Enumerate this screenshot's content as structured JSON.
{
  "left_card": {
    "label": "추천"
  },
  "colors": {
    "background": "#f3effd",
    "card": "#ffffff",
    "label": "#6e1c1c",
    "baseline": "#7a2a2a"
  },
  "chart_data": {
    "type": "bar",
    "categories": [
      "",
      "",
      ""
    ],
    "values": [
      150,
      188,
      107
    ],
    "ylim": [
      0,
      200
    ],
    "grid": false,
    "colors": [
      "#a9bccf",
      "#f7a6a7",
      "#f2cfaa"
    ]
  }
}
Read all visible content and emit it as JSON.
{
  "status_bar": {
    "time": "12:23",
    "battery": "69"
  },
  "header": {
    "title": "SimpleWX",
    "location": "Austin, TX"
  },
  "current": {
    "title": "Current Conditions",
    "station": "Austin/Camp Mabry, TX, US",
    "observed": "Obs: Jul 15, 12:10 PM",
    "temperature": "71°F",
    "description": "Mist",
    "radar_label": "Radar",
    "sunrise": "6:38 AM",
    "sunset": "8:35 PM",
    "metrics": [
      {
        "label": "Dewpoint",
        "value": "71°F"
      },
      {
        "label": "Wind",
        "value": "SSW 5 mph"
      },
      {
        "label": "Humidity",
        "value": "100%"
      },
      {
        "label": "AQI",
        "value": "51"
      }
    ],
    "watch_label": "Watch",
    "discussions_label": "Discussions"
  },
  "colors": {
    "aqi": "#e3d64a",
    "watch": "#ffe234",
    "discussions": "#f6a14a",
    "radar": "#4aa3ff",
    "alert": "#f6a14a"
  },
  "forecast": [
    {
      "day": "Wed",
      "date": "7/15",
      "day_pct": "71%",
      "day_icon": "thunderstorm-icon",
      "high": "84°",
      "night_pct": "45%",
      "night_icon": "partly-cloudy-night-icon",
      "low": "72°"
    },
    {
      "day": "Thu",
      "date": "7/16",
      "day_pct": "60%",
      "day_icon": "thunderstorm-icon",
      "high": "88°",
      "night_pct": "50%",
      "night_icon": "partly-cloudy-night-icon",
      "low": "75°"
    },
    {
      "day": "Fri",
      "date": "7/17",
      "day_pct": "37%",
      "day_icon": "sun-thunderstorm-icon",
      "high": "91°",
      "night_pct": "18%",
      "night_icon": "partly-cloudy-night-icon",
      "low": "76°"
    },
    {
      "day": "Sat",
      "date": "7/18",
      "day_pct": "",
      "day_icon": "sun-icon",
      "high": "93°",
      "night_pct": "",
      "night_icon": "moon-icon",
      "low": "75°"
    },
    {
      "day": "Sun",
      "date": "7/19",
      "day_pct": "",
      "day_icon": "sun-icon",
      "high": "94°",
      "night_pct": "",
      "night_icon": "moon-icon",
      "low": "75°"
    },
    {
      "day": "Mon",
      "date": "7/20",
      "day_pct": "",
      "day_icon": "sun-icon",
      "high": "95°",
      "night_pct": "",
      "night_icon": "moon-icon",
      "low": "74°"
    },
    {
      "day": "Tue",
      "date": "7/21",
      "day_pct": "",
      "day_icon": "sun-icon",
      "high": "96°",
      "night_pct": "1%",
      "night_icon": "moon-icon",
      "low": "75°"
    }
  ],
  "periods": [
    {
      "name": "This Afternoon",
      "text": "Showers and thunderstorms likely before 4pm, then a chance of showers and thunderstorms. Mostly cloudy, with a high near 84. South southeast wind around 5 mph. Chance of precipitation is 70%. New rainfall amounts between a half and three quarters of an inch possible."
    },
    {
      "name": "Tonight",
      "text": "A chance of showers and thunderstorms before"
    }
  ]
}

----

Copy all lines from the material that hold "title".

    "title": "SimpleWX",
    "title": "Current Conditions",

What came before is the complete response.